What is C#?
C# (pronounced “see sharp” or “C Sharp”) is one of many .NET programming languages. It is object-oriented and allows you to build reusable components for a wide variety of application types Microsoft introduced C# on June 26th, 2000 and it became a v1.0 product on Feb 13th 2002.
C# is an evolution of the C and C++ family of languages. However, it borrows features from other programming languages, such as Delphi and Java. If you look at the most basic syntax of both C# and Java, the code looks very similar, but then again, the code looks a lot like C++ too, which is intentional. Developers often ask questions about why C# supports certain features or works in a certain way. The answer is often rooted in it’s C++ heritage.
How Does a C# Application Run?
An important point is that C# is a “managed” language, meaning that it requires the .NET Common Language Runtime (CLR) to execute. Essentially, as an application that is written in C# executes, the CLR is managing memory, performing garbage collection, handling exceptions, and providing many more services that you, as a developer, don’t have to write code for. The C# compiler produces Intermediate Language (IL) , rather than machine language, and the CLR understands IL. When the CLR sees the IL, it Just-In-Time (JIT) compiles it, method by method, into compiled machine code in memory and executes it. As mentiond previously, the CLR manages the code as it executes.
Because C# requires the CLR, you must have the CLR installed on your system. All new Windows operating systems ship with a version of the CLR and it is available via Windows Update for older systems. The CLR is part of the .NET, so if you see updates for the .NET Framework Runtime, it contains the CLR and .NET Framework Class Library (FCL). It follows that if you copy your C# application to another machine, then that machine must have the CLR installed too.
Does C# Have a Runtime Library?
Instead of a runtime library (such as APIs for file I/O, string handling, etc.) being dedicated to a single language, .NET ships with a .NET Framework Class Library (FCL), which includes literally tens of thousands of reusable objects. Since all .NET languages target the CLR with the same IL, all languages can use the FCL. This shortens the learning curve for any developer moving from one .NET language to another, but also means that Microsoft is able to add many more fea,tures because there is only one FCL, rather than a separate implementation for common features in every programming language.

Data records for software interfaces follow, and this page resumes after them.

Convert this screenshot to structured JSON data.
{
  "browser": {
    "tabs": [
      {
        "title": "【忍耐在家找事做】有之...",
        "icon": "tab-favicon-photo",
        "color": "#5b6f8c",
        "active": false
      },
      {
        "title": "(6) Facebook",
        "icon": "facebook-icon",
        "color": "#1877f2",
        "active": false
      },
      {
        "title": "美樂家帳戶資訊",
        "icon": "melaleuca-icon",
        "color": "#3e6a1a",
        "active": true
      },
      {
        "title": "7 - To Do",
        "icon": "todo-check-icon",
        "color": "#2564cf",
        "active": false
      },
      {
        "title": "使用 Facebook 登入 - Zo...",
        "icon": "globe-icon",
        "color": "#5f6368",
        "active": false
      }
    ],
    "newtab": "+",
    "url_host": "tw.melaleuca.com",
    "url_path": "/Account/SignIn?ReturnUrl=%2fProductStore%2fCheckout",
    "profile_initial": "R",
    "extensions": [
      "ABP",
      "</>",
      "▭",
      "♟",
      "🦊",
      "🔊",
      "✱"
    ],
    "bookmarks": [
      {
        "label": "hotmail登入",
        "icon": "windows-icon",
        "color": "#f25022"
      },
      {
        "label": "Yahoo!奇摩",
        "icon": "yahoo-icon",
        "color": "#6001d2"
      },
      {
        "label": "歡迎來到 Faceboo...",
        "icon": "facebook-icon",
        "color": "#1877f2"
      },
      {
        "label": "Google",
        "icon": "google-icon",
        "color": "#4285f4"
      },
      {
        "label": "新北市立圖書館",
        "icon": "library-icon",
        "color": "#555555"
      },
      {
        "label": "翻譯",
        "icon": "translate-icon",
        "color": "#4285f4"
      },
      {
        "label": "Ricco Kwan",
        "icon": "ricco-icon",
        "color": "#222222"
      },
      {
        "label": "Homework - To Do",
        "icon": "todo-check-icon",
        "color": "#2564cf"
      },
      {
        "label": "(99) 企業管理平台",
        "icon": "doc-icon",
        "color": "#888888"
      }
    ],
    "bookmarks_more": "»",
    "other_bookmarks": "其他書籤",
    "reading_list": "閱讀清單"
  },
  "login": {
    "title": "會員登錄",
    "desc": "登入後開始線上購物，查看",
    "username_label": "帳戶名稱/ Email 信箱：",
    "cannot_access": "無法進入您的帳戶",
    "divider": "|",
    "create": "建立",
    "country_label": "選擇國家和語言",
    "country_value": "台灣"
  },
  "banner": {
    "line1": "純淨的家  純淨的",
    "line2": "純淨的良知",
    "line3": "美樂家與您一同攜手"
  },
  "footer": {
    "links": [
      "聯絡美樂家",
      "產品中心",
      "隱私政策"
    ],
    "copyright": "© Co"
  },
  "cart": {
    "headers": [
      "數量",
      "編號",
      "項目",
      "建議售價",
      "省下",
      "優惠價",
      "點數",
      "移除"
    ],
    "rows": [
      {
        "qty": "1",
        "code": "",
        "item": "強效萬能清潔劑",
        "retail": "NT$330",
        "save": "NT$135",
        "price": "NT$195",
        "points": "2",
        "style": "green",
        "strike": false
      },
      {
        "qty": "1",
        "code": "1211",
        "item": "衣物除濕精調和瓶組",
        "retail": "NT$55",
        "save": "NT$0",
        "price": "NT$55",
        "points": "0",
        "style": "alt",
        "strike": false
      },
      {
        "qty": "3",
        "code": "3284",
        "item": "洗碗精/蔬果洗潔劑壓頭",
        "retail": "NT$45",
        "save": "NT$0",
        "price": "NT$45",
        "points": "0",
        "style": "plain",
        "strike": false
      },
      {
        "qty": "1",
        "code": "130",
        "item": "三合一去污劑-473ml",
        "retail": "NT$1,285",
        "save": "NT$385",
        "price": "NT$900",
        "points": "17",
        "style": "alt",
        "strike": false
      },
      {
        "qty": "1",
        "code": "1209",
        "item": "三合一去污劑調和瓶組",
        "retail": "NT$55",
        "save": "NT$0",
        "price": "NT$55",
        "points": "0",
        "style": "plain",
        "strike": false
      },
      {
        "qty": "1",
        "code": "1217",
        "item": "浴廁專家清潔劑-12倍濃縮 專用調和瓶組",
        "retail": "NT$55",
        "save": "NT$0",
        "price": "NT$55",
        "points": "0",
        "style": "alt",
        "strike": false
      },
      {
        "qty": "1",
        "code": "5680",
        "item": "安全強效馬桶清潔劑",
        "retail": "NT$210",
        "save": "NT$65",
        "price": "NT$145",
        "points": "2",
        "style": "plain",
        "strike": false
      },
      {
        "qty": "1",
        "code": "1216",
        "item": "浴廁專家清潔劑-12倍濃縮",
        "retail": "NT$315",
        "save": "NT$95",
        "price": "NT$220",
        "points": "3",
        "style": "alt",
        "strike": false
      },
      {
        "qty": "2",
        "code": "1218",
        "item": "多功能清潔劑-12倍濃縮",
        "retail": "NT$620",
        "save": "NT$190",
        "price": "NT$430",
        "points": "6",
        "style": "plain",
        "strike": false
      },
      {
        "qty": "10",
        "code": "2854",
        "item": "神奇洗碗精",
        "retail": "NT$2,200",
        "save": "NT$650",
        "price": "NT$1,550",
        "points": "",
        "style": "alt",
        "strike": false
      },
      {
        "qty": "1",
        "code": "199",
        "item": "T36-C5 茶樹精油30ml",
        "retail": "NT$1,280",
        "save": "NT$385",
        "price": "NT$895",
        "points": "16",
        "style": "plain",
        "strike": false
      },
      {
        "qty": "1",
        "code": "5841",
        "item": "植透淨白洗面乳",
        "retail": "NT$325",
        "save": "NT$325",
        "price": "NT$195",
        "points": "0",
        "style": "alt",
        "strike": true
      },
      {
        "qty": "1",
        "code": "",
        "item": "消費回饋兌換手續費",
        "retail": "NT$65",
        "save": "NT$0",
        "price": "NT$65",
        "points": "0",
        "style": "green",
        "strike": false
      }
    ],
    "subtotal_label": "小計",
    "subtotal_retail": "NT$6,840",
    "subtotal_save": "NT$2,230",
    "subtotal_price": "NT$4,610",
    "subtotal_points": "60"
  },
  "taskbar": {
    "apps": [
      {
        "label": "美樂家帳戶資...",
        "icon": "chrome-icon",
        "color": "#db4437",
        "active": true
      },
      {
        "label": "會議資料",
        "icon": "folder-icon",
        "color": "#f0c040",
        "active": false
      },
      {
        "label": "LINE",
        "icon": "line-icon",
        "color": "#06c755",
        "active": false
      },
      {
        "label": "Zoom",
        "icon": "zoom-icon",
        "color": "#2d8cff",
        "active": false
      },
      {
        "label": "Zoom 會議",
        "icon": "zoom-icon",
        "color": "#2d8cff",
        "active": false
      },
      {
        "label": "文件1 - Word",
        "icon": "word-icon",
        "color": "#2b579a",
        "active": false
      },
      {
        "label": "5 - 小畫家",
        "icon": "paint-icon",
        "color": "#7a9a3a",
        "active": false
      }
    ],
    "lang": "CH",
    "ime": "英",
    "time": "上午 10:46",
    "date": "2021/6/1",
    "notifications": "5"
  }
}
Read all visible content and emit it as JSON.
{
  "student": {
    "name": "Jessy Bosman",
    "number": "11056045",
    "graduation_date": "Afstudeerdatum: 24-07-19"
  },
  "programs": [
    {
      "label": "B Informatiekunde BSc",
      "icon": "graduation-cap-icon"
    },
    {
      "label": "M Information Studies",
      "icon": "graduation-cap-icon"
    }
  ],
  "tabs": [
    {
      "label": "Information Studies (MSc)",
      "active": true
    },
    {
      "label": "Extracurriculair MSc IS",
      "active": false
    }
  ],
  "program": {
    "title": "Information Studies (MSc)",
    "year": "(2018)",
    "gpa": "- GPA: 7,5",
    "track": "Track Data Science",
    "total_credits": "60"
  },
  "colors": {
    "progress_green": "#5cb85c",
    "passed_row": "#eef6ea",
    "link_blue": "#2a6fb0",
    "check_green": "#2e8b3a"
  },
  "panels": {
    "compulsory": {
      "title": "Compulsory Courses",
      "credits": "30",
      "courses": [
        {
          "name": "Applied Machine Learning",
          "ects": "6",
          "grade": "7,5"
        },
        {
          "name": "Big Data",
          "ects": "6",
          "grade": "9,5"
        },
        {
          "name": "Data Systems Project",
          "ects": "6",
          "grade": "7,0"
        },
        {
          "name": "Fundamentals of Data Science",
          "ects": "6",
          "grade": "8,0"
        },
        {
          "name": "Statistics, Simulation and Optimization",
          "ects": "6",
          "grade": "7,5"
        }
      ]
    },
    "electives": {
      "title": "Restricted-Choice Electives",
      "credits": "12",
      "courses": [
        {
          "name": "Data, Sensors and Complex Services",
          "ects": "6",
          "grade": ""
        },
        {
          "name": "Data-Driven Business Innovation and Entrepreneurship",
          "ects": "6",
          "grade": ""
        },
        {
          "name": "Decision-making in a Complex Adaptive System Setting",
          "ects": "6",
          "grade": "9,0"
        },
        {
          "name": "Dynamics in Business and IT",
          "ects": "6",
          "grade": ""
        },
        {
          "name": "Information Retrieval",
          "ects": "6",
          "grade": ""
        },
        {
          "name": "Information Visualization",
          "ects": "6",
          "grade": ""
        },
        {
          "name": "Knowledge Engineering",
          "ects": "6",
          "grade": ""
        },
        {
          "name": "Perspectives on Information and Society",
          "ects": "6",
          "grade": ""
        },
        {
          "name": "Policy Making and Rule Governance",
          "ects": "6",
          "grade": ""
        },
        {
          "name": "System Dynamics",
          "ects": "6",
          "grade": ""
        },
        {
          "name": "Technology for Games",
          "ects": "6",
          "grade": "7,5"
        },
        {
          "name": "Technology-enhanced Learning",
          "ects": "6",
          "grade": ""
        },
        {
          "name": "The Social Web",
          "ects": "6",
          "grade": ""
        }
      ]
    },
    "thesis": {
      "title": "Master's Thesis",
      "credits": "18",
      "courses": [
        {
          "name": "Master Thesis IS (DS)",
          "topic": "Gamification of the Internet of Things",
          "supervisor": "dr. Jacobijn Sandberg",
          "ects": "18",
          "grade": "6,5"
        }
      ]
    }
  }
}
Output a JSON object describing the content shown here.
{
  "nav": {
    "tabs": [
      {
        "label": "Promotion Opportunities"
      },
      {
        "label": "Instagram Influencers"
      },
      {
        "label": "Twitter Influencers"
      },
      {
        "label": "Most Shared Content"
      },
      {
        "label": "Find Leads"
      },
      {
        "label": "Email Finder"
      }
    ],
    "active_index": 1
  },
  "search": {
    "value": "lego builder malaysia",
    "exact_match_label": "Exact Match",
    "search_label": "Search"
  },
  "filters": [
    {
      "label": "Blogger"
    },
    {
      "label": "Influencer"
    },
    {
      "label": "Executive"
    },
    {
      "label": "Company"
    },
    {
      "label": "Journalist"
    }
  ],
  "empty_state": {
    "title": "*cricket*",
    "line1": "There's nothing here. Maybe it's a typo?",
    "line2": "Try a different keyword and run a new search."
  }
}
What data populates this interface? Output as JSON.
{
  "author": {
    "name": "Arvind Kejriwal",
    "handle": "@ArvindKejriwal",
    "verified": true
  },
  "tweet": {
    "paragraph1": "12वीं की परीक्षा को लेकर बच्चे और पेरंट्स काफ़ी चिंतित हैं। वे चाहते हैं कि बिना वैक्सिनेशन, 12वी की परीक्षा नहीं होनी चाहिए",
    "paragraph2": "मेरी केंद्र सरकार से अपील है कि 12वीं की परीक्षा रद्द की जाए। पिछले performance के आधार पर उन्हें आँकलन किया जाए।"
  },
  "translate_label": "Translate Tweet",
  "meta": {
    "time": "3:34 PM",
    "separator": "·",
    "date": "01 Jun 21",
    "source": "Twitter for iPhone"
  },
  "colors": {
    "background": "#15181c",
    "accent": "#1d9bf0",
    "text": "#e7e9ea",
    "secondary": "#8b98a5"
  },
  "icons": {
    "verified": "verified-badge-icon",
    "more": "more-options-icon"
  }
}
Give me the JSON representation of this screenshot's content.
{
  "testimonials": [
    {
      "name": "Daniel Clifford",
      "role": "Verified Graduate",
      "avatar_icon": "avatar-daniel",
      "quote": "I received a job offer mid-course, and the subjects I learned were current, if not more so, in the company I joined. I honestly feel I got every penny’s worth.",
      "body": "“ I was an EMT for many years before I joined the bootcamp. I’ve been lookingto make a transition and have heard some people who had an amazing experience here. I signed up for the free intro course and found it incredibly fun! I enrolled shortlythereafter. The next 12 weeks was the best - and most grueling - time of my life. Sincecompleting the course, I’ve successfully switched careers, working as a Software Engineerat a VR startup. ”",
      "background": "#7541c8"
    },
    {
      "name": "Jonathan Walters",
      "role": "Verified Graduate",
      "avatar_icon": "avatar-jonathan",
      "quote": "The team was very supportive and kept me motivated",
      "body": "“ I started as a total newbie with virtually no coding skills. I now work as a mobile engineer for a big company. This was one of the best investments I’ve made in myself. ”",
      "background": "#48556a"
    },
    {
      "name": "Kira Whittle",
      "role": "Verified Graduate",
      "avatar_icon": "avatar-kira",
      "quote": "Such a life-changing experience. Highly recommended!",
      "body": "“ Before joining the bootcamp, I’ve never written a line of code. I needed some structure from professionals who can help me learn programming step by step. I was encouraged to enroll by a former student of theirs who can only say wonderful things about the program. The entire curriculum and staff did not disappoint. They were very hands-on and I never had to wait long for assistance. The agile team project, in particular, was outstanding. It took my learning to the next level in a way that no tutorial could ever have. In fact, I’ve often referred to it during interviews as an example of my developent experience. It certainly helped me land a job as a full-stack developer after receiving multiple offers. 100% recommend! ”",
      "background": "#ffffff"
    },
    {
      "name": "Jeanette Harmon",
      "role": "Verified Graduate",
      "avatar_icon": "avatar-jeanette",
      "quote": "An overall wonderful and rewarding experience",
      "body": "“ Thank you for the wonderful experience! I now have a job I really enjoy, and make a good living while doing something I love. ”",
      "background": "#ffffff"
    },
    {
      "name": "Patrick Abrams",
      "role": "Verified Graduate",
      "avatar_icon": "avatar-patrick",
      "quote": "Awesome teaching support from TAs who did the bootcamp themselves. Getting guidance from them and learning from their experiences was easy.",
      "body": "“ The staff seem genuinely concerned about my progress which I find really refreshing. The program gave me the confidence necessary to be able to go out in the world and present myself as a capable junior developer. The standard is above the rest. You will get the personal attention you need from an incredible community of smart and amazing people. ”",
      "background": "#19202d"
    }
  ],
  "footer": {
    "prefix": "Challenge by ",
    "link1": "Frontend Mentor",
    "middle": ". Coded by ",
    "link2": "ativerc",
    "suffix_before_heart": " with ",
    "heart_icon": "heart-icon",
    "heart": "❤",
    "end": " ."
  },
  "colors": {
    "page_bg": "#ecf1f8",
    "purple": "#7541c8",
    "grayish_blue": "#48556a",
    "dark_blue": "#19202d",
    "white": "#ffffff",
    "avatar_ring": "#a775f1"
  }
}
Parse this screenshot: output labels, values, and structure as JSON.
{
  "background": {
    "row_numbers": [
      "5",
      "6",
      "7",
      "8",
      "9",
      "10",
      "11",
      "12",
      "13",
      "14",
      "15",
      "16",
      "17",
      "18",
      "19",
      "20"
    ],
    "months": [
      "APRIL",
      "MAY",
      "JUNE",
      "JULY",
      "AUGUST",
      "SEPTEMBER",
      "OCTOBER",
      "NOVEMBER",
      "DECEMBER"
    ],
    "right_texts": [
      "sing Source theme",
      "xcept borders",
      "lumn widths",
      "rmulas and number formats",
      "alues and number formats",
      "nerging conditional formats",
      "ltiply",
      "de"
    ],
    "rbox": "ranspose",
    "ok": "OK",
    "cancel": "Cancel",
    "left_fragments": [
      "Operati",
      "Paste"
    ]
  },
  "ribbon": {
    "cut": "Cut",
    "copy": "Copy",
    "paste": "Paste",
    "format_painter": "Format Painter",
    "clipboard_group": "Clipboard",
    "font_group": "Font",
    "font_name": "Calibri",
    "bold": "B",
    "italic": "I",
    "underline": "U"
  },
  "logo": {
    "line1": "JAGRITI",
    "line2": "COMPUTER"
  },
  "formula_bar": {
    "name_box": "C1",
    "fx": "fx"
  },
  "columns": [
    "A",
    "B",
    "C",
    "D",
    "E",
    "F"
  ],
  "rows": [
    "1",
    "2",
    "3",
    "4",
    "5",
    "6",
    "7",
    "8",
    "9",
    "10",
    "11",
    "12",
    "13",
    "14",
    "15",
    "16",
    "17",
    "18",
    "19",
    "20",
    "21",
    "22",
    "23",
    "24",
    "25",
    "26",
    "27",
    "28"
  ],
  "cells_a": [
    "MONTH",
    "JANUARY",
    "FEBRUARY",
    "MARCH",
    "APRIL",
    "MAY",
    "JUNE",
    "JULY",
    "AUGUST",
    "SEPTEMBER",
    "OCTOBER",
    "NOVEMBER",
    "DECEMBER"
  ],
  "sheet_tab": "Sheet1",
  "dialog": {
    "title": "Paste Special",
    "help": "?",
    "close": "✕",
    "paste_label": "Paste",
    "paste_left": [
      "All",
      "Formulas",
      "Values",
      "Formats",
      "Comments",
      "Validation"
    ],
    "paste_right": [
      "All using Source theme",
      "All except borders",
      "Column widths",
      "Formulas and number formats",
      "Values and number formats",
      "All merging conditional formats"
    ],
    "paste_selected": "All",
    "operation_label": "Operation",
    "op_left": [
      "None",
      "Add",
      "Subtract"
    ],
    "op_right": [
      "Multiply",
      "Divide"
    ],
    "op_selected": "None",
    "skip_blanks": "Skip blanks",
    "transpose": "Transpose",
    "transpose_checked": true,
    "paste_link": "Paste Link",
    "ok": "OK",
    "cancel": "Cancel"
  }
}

Similarly, 3rd party software vendors can write managed code that any .NET developer, regardless of language, can use. In addition to all of the services you would expect of a runtime library, such as collections, file I/O, networking, etc., the FCL includes the APIs for all of the other .NET technologies, such as for desktop and Web development.
What can I do with C#?
C# is only a programming language. However, because C# targets the CLR and has access to the entire FCL, there’s a lot you can do. To get an idea of the possibilities, open the FCL and look at the available technologies. You can write desktop applications with Windows Forms, Windows Presentation Foundation (WPF), or even Console applications. For the Web, you can write ASP.NET and Silverlight applications in addition to enabling systems to communicate with Web Services with Windows Communications Foundation (WCF). When you need to access data, there is both ADO.NET and LINQ. Some of Microsoft’s newest technologies include Windows 8, Windows Phone 8, and Windows Windows Azure. Of course, these are only a few of the technologies available and as a general purpose programming language, you can do a lot more than this with C#.
How Do I Get Started?
By visiting this page and reading this far, you’ve already begun. You can continue your journey with the Free C# Tutorial right here. The C# Tutorial was created to help beginning developers and other professionals who need a quick on-ramp to the language.